Without changing a character, output all of the records.

==== Data ====

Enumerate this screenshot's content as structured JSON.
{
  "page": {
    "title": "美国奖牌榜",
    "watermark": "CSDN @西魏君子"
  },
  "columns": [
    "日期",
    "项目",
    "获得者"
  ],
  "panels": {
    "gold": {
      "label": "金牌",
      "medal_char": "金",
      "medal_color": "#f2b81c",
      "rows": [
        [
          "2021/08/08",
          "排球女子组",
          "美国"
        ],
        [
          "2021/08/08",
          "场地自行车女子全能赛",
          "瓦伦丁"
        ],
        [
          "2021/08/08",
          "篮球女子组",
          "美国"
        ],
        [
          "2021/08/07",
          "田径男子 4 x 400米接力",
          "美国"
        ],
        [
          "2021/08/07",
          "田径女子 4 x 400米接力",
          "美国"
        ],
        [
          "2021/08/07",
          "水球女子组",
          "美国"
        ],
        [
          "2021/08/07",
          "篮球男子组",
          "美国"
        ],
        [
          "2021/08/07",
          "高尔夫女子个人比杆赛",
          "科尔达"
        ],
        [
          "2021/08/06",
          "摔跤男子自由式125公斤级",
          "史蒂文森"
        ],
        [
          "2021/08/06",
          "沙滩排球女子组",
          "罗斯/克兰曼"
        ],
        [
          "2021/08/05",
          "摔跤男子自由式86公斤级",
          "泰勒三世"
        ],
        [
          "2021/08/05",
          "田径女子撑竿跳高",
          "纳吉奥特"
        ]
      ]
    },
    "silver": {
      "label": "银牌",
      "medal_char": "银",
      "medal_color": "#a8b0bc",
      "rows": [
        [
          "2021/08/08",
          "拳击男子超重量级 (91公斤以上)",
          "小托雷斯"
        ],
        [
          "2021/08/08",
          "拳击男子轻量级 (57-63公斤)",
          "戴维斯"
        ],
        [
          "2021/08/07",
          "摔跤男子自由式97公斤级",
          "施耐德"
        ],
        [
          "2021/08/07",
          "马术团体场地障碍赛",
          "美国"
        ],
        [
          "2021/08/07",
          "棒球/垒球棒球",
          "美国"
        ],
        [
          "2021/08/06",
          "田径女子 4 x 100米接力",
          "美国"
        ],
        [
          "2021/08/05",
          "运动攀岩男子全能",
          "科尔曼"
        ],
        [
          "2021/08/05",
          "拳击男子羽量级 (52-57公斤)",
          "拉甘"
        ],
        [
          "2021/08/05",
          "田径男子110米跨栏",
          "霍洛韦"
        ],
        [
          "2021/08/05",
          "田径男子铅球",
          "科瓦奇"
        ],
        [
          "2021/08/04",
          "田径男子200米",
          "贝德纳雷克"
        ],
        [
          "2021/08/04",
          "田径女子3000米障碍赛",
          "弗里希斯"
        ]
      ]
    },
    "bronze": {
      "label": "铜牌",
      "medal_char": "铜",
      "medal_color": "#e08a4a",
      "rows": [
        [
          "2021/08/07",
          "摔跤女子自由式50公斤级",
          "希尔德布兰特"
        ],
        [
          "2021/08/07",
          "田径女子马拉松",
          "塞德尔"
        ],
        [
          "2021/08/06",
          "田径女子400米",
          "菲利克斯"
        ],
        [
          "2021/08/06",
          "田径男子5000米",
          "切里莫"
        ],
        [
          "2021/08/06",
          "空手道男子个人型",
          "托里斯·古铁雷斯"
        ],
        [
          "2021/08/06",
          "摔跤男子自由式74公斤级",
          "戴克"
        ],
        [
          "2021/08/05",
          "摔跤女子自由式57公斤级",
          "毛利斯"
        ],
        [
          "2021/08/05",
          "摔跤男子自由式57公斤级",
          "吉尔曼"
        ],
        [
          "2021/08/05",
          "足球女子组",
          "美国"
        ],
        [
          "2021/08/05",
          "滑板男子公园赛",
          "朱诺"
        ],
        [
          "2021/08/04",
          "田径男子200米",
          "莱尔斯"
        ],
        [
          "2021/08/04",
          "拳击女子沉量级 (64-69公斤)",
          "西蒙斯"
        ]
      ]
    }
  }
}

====

Exercise answer =
Enumerate this screenshot's content as structured JSON.
{
  "page": {
    "title": "美国奖牌榜",
    "watermark": "CSDN @西魏君子"
  },
  "columns": [
    "日期",
    "项目",
    "获得者"
  ],
  "panels": {
    "gold": {
      "label": "金牌",
      "medal_char": "金",
      "medal_color": "#f2b81c",
      "rows": [
        [
          "2021/08/08",
          "排球女子组",
          "美国"
        ],
        [
          "2021/08/08",
          "场地自行车女子全能赛",
          "瓦伦丁"
        ],
        [
          "2021/08/08",
          "篮球女子组",
          "美国"
        ],
        [
          "2021/08/07",
          "田径男子 4 x 400米接力",
          "美国"
        ],
        [
          "2021/08/07",
          "田径女子 4 x 400米接力",
          "美国"
        ],
        [
          "2021/08/07",
          "水球女子组",
          "美国"
        ],
        [
          "2021/08/07",
          "篮球男子组",
          "美国"
        ],
        [
          "2021/08/07",
          "高尔夫女子个人比杆赛",
          "科尔达"
        ],
        [
          "2021/08/06",
          "摔跤男子自由式125公斤级",
          "史蒂文森"
        ],
        [
          "2021/08/06",
          "沙滩排球女子组",
          "罗斯/克兰曼"
        ],
        [
          "2021/08/05",
          "摔跤男子自由式86公斤级",
          "泰勒三世"
        ],
        [
          "2021/08/05",
          "田径女子撑竿跳高",
          "纳吉奥特"
        ]
      ]
    },
    "silver": {
      "label": "银牌",
      "medal_char": "银",
      "medal_color": "#a8b0bc",
      "rows": [
        [
          "2021/08/08",
          "拳击男子超重量级 (91公斤以上)",
          "小托雷斯"
        ],
        [
          "2021/08/08",
          "拳击男子轻量级 (57-63公斤)",
          "戴维斯"
        ],
        [
          "2021/08/07",
          "摔跤男子自由式97公斤级",
          "施耐德"
        ],
        [
          "2021/08/07",
          "马术团体场地障碍赛",
          "美国"
        ],
        [
          "2021/08/07",
          "棒球/垒球棒球",
          "美国"
        ],
        [
          "2021/08/06",
          "田径女子 4 x 100米接力",
          "美国"
        ],
        [
          "2021/08/05",
          "运动攀岩男子全能",
          "科尔曼"
        ],
        [
          "2021/08/05",
          "拳击男子羽量级 (52-57公斤)",
          "拉甘"
        ],
        [
          "2021/08/05",
          "田径男子110米跨栏",
          "霍洛韦"
        ],
        [
          "2021/08/05",
          "田径男子铅球",
          "科瓦奇"
        ],
        [
          "2021/08/04",
          "田径男子200米",
          "贝德纳雷克"
        ],
        [
          "2021/08/04",
          "田径女子3000米障碍赛",
          "弗里希斯"
        ]
      ]
    },
    "bronze": {
      "label": "铜牌",
      "medal_char": "铜",
      "medal_color": "#e08a4a",
      "rows": [
        [
          "2021/08/07",
          "摔跤女子自由式50公斤级",
          "希尔德布兰特"
        ],
        [
          "2021/08/07",
          "田径女子马拉松",
          "塞德尔"
        ],
        [
          "2021/08/06",
          "田径女子400米",
          "菲利克斯"
        ],
        [
          "2021/08/06",
          "田径男子5000米",
          "切里莫"
        ],
        [
          "2021/08/06",
          "空手道男子个人型",
          "托里斯·古铁雷斯"
        ],
        [
          "2021/08/06",
          "摔跤男子自由式74公斤级",
          "戴克"
        ],
        [
          "2021/08/05",
          "摔跤女子自由式57公斤级",
          "毛利斯"
        ],
        [
          "2021/08/05",
          "摔跤男子自由式57公斤级",
          "吉尔曼"
        ],
        [
          "2021/08/05",
          "足球女子组",
          "美国"
        ],
        [
          "2021/08/05",
          "滑板男子公园赛",
          "朱诺"
        ],
        [
          "2021/08/04",
          "田径男子200米",
          "莱尔斯"
        ],
        [
          "2021/08/04",
          "拳击女子沉量级 (64-69公斤)",
          "西蒙斯"
        ]
      ]
    }
  }
}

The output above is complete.